» Required work
Copy the complete listing exactly as shown.
══════════
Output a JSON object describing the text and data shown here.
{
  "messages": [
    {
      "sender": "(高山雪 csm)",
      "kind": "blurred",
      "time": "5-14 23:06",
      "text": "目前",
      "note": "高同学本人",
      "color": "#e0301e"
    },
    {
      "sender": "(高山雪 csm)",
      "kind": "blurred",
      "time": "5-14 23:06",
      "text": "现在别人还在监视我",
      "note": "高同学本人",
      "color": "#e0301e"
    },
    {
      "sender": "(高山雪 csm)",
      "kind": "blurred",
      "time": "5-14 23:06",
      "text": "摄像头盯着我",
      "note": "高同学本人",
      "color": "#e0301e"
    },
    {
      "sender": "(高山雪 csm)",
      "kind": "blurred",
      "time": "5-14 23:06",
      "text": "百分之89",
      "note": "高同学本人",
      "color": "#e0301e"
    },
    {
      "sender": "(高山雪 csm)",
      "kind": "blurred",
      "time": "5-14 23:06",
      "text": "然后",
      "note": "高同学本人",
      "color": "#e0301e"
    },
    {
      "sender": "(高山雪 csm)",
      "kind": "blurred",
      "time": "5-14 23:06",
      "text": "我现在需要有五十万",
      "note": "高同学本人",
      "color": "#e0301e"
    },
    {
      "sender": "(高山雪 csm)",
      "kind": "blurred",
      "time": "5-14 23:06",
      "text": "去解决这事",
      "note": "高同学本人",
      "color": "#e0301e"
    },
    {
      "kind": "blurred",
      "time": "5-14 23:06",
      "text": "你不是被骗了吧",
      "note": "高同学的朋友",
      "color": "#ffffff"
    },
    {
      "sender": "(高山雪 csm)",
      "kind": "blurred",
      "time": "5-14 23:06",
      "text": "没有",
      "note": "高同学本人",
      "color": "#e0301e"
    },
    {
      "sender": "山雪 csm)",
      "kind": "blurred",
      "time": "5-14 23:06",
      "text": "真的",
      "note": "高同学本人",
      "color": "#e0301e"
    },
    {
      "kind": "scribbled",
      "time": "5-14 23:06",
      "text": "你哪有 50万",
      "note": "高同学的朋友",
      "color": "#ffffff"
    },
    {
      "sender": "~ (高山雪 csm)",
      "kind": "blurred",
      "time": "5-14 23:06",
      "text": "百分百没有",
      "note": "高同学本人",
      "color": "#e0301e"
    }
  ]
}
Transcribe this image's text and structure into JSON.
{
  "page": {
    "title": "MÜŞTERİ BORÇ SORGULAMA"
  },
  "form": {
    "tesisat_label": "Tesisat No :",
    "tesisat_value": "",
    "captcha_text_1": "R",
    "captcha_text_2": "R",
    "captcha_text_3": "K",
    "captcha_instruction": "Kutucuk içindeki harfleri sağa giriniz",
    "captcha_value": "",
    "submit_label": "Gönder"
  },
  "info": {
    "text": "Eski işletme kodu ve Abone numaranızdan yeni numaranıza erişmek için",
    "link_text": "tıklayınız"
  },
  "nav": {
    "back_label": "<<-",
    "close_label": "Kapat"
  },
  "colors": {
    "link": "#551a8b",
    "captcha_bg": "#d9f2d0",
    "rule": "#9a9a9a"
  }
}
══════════
» Final answer
Output a JSON object describing the text and data shown here.
{
  "messages": [
    {
      "sender": "(高山雪 csm)",
      "kind": "blurred",
      "time": "5-14 23:06",
      "text": "目前",
      "note": "高同学本人",
      "color": "#e0301e"
    },
    {
      "sender": "(高山雪 csm)",
      "kind": "blurred",
      "time": "5-14 23:06",
      "text": "现在别人还在监视我",
      "note": "高同学本人",
      "color": "#e0301e"
    },
    {
      "sender": "(高山雪 csm)",
      "kind": "blurred",
      "time": "5-14 23:06",
      "text": "摄像头盯着我",
      "note": "高同学本人",
      "color": "#e0301e"
    },
    {
      "sender": "(高山雪 csm)",
      "kind": "blurred",
      "time": "5-14 23:06",
      "text": "百分之89",
      "note": "高同学本人",
      "color": "#e0301e"
    },
    {
      "sender": "(高山雪 csm)",
      "kind": "blurred",
      "time": "5-14 23:06",
      "text": "然后",
      "note": "高同学本人",
      "color": "#e0301e"
    },
    {
      "sender": "(高山雪 csm)",
      "kind": "blurred",
      "time": "5-14 23:06",
      "text": "我现在需要有五十万",
      "note": "高同学本人",
      "color": "#e0301e"
    },
    {
      "sender": "(高山雪 csm)",
      "kind": "blurred",
      "time": "5-14 23:06",
      "text": "去解决这事",
      "note": "高同学本人",
      "color": "#e0301e"
    },
    {
      "kind": "blurred",
      "time": "5-14 23:06",
      "text": "你不是被骗了吧",
      "note": "高同学的朋友",
      "color": "#ffffff"
    },
    {
      "sender": "(高山雪 csm)",
      "kind": "blurred",
      "time": "5-14 23:06",
      "text": "没有",
      "note": "高同学本人",
      "color": "#e0301e"
    },
    {
      "sender": "山雪 csm)",
      "kind": "blurred",
      "time": "5-14 23:06",
      "text": "真的",
      "note": "高同学本人",
      "color": "#e0301e"
    },
    {
      "kind": "scribbled",
      "time": "5-14 23:06",
      "text": "你哪有 50万",
      "note": "高同学的朋友",
      "color": "#ffffff"
    },
    {
      "sender": "~ (高山雪 csm)",
      "kind": "blurred",
      "time": "5-14 23:06",
      "text": "百分百没有",
      "note": "高同学本人",
      "color": "#e0301e"
    }
  ]
}
Transcribe this image's text and structure into JSON.
{
  "page": {
    "title": "MÜŞTERİ BORÇ SORGULAMA"
  },
  "form": {
    "tesisat_label": "Tesisat No :",
    "tesisat_value": "",
    "captcha_text_1": "R",
    "captcha_text_2": "R",
    "captcha_text_3": "K",
    "captcha_instruction": "Kutucuk içindeki harfleri sağa giriniz",
    "captcha_value": "",
    "submit_label": "Gönder"
  },
  "info": {
    "text": "Eski işletme kodu ve Abone numaranızdan yeni numaranıza erişmek için",
    "link_text": "tıklayınız"
  },
  "nav": {
    "back_label": "<<-",
    "close_label": "Kapat"
  },
  "colors": {
    "link": "#551a8b",
    "captcha_bg": "#d9f2d0",
    "rule": "#9a9a9a"
  }
}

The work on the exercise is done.